- [Activity]
From the entries provided below, copy each line that contains the word "cliconfg".

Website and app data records
»»

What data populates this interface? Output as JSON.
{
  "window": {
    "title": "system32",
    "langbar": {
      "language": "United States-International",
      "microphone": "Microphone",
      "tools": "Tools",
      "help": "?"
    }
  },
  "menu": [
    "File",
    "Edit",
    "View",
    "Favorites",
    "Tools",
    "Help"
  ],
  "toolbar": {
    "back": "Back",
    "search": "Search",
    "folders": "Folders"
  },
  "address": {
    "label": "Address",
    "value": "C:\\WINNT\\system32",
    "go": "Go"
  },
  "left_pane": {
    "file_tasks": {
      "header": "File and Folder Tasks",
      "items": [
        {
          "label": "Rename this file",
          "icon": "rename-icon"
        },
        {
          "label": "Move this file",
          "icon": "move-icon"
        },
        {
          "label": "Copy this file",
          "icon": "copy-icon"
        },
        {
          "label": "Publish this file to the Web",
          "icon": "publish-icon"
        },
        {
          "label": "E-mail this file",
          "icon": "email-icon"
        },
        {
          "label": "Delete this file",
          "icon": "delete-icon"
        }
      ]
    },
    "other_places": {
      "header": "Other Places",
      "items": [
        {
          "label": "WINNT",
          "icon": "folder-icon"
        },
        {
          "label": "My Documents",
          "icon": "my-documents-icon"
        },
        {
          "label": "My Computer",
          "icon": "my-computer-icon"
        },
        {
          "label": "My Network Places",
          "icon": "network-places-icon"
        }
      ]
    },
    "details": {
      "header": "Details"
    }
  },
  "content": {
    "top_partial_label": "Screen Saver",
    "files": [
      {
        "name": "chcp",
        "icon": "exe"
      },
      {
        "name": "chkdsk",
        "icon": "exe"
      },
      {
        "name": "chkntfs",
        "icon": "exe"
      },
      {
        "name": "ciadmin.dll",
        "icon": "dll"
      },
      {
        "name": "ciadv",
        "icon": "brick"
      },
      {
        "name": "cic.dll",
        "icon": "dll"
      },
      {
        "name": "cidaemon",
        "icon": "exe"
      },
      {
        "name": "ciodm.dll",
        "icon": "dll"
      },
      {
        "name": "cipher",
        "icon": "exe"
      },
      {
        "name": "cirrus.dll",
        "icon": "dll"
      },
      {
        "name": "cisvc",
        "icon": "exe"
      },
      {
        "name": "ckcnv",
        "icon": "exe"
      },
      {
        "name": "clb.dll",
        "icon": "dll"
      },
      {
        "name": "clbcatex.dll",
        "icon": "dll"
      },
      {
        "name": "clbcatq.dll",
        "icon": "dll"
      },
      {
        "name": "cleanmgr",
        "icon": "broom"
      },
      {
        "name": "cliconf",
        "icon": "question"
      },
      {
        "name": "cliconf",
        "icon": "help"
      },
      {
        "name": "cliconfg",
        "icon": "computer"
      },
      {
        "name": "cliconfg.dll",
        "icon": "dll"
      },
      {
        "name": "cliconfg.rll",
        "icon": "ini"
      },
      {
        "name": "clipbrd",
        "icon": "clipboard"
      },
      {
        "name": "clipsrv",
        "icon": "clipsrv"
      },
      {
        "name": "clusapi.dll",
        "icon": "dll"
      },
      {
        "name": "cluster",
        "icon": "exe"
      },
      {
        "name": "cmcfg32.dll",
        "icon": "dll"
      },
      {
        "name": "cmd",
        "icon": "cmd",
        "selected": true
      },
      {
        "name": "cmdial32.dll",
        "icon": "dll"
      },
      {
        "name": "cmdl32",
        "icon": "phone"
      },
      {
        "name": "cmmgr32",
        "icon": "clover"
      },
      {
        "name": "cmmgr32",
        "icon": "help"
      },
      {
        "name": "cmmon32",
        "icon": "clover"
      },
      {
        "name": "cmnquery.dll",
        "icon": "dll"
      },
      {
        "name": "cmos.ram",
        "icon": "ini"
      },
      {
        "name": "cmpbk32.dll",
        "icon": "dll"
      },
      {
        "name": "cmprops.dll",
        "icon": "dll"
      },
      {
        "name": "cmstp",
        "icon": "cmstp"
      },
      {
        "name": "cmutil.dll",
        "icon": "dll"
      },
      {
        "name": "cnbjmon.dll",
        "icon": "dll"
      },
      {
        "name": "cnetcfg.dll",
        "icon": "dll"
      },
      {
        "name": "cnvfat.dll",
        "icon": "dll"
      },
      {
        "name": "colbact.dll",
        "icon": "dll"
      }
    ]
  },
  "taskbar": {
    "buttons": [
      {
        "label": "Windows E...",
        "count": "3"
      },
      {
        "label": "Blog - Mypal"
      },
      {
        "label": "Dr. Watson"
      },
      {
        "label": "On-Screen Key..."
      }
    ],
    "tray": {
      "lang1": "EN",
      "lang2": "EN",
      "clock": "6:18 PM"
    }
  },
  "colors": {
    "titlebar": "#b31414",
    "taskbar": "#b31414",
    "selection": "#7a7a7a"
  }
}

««

- [Answer]
        "name": "cliconfg",
        "name": "cliconfg.dll",
        "name": "cliconfg.rll",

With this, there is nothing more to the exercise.